The Numbers: A Daughter of Detroit Tells the Family Secret
Long before the government went into the lottery business, lots of people played betting games called the “numbers.” A network of individuals took bets, tracked odds, and managed payouts. But unlike state-run lotteries, numbers games were illegal. Nobody paid taxes on earnings, and the activity took place underground.
Baruch College Professor Bridgett Davis grew up with a mother who built a thriving numbers business in Detroit beginning in the late 1950s. Her new book, The World According to Fannie Davis: My Mother’s Life in the Detroit Numbers, tells the story not only of her own family, but also of a vibrant, working-class African-American community that Davis calls “the blue-collar black bourgeoisie.”

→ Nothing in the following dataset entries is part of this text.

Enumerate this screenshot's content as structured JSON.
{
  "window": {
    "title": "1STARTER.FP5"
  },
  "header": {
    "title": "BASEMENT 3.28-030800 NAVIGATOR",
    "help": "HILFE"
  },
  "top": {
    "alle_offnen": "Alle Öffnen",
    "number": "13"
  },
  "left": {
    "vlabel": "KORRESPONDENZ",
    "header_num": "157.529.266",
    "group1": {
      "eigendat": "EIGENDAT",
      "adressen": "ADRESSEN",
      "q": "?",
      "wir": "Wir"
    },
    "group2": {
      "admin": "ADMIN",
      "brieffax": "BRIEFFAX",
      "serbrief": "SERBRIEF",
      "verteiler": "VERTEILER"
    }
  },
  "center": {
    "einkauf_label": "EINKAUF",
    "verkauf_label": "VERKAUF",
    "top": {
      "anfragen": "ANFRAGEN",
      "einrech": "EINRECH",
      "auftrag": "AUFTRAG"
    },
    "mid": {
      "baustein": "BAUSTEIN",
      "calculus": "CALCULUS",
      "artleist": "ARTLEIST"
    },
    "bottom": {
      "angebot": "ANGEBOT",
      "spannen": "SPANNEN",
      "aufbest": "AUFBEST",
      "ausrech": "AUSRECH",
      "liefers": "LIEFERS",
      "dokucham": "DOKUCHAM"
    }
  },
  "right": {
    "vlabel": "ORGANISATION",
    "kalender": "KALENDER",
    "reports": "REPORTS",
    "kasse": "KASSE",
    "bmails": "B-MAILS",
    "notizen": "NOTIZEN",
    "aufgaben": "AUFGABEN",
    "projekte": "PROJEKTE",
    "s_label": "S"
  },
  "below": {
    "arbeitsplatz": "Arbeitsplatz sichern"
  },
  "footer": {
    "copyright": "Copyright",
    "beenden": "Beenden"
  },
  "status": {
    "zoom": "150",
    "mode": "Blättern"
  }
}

Numbers operators were often “pillars of the community,” Davis said at a talk about her book held at The Graduate Center, CUNY. They created jobs, gave loans to African-Americans when banks would not, and supported civil rights organizations. Fannie Davis’ business not only paid for her family’s home, clothes, and cars, but she also dug into her pocket to help anyone down on their luck.
Still, the family business was kept hidden from friends, teachers, and neighbors. One day, Davis’ son asked about his grandma Fannie, and Davis realized she had kept her mother’s life “a secret from her own grandchildren.” She decided to write the book after an aunt encouraged her, saying, “What Fannie did was unheard of and people ought to know.”

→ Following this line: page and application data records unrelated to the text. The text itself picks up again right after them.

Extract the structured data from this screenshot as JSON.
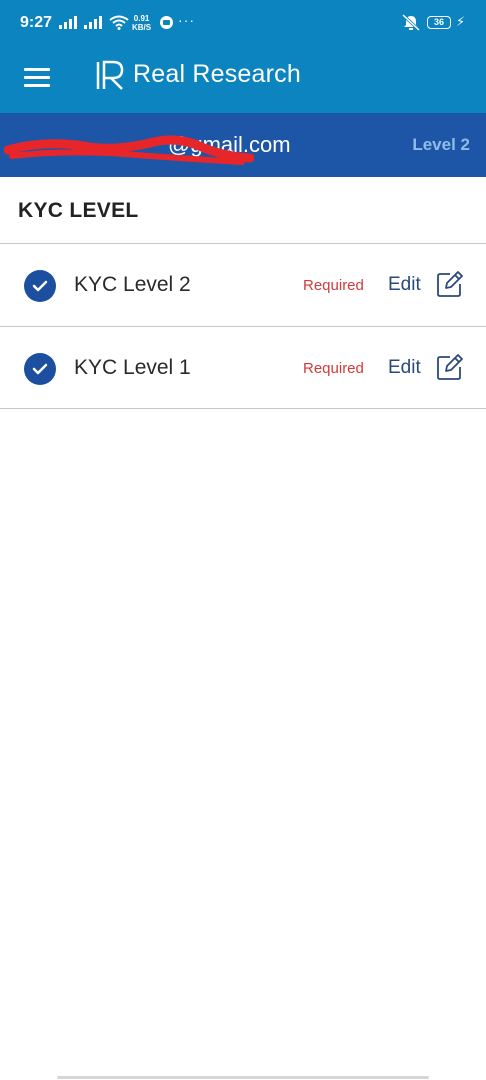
{
  "status_bar": {
    "time": "9:27",
    "net_speed_value": "0.91",
    "net_speed_unit": "KB/S",
    "more": "···",
    "battery": "36",
    "icons": [
      "signal-icon",
      "signal-icon",
      "wifi-icon",
      "messenger-icon",
      "mute-icon",
      "battery-icon",
      "charging-icon"
    ]
  },
  "app_bar": {
    "title": "Real Research",
    "menu_icon": "hamburger-menu-icon",
    "logo_icon": "real-research-logo-icon",
    "color": "#0b84bf"
  },
  "account": {
    "email": "@gmail.com",
    "level": "Level 2",
    "color": "#1d56a6"
  },
  "section": {
    "title": "KYC LEVEL"
  },
  "kyc_levels": [
    {
      "label": "KYC Level 2",
      "status": "Required",
      "action": "Edit"
    },
    {
      "label": "KYC Level 1",
      "status": "Required",
      "action": "Edit"
    }
  ],
  "colors": {
    "required": "#d23a3a",
    "check": "#1d4fa0"
  }
}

The critical reception for The World According to Fannie Davis has been remarkable, including a rave review in The New York Times and an NPR interview with Terry Gross. But Davis seems most grateful for the reaction from readers who had similar experiences growing up. At one event, Davis said, an “older man got choked up telling me how grateful he was. What was he doing? Remembering people who worked really hard and made these choices to give them a better life.”
She added: “Those of us out there who have my particular background are hidden from public view. … We need to think much more broadly about who’s valuable and whose story needs to be told.”